I hoped it didn’t … truly. If that broadcast were real, there’d be heat on me in double-time. I ran pathetically, under the amber influence, into the deepest darkness I could find. The cemetery was perfect, and I braced myself against a stone mausoleum to catch my breath and to think.
My head was swimming; my thoughts erratic. I couldn’t be sure my Not-quite-Caleb just sitting in front of me hadn’t been sent to scare me right back to the wretched chaos I escaped.
Escape. What was I thinking? There would be no such thing. Those moments walking to find a bar comprised the most ‘freedom’ I had known since I saw my Lila become lifeless before me. I wanted to turn back time. Back to when Lila and I began. I could vaguely remember how new love felt, and wondered if I had taken it all for granted. After my diagnosis I lived life in a down-ward spiral but this whole fiasco revealed that even that was a construct for my illusion. I wanted to puke. To think that I had been a pawn in her double-life was blowing my mind as I also rationalized the risk she had taken to save me.

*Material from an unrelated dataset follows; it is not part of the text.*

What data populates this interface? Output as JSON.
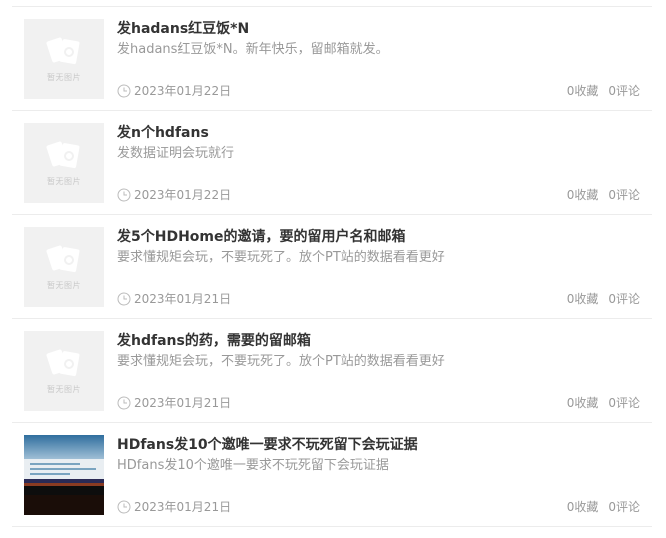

There was no one to save me now. The irony of the cemetery was not lost on me. Nothing would have suited my life more than leaving it, but I would prefer to fair better than Lila when death comes for me. I clutched my head as my thoughts dizzied me. I couldn’t decide anymore whether I loved or hated Lila. Any ‘freedom’ in thought was a liberty I no longer had. Not-quite-Caleb appearing out of the blue had made that painfully clear. Beyond that, any future I may have entertained was quite likely to go up in smoke at the hands of a thug. And where were those fucking nanites when I needed them? I couldn’t make sense of the bartender being pissed, and Not-quite-Caleb so elusive. My hands slid down the cold stone.
“Fuckkkkk!” The burns were killing me.
“You’re becoming so simple,” jeered Not-quite-Caleb
“And you’re becoming IRRELEVANT,” I groaned as I lunged at him.
My face hit the dirt. There was no one there. No one and nothing but the laughter … mocking me, goading me. I struggled to clear my head. He didn’t want anything from me, so he had told me in the bar. One thing was certain. The others who DID want something from me would not stop.
“You don’t get it yet, do you?” he had said. I hadn’t gotten very damned much about recent days but it didn’t matter I decided. My life … no, WAIT … I couldn’t call it that … my ‘existence’ had been scaled down to one element, the way I was seeing things; survival – moment to moment. I told myself it didn’t matter whether the bar existed. Fuck Not-quite-Caleb and his psycho-babble!
In the distance, sirens broke the silence. I had to keep on the move … but to where?